> [TO DO] Look through the entries that follow and return each line that has the string "label".

[Element data from apps and pages]
----------

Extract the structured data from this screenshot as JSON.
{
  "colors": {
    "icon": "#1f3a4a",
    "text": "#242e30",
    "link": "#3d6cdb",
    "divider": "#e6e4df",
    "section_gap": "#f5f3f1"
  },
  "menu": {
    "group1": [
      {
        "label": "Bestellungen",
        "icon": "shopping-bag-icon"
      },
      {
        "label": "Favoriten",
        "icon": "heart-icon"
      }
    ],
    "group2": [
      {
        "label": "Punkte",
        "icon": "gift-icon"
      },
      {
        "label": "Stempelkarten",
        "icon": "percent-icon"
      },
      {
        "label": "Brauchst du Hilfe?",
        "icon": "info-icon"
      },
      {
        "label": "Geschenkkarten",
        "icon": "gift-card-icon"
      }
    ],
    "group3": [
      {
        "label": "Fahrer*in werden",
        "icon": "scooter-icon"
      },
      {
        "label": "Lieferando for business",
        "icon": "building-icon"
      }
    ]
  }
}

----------

> [EXERCISE SOLUTION]
        "label": "Bestellungen",
        "label": "Favoriten",
        "label": "Punkte",
        "label": "Stempelkarten",
        "label": "Brauchst du Hilfe?",
        "label": "Geschenkkarten",
        "label": "Fahrer*in werden",
        "label": "Lieferando for business",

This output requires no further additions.